 View Full Record 
18Title:  Morbidity and mortality weekly report. Surveillance summaries: MMWR. Surveillance summaries   
 Alt. Title:  Morbidity and mortality weekly report Surveillance summaries (Washington, D.C. : 2002)   
 Creator:  Centers for Disease Control and Prevention (U.S.) | Centers for Disease Control and Prevention (U.S.) Epidemiology Program Office. 
 Publication:  Epidemiology Program Office, Centers for Disease Control and Prevention, U.S. Dept. of Health and Human Services, Atlanta, GA, 2002- 
 Notes:  Issues have also distinctive titles. Description based on: Vol. 51, no. SS-2 (Apr. 26, 2002); title from cover. Latest issue consulted: Vol. 52, no. SS-10 (Sept. 12, 2003). 
 Extent:  v. : ill. 
 Subjects:  Public health -- United States -- Statistics -- Periodicals | Diseases -- United States -- Statistics -- Periodicals | United States -- Statistics, Medical -- Periodicals | Morbidity United States Periodicals | Mortality -- United States -- Periodicals | Disease Outbreaks United States Periodicals | Statistics

 
Collection:  Yale University 
 View Full Record 
19Title:  Performance analysis of the ground environment to determine statistical performance of radar networks engaged in satellite surveillance   
 Creator:  Franz, Arthur E. 
 Publication:  Radio Corporation of America System Engineering, Evaluation, and Research Defense Electronic Products, Camden, N. J, 1963. 
 Extent:  167 p. : ill. ; 29 cm. 
 Subjects:  Surveillance radar | Radar -- Military applications | Military surveillance | Space surveillance | Anti-satellite weapons

 
Collection:  Hagley Library 
 View Full Record 
20Title:  Zoonoses surveillance.
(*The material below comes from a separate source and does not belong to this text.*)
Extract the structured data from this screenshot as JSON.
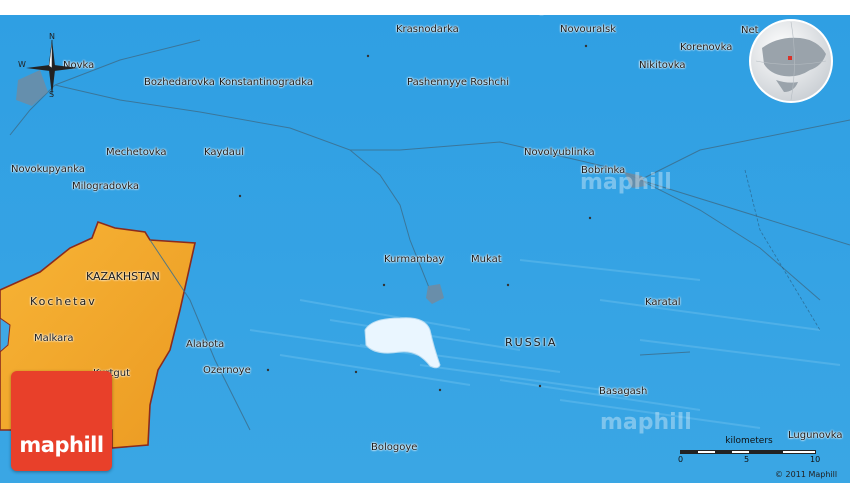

Leptospirosis   
 Creator:  Center for Disease Control | United States Department of Health, Education, and Welfare. 
 Publication:  Center for Disease Control, Atlanta, Ga,  
 Notes:  "Annual summary leptospirosis." 
Collection:  Yale University 
 View Full Record 
Page: 2 3 4 5   ...  Next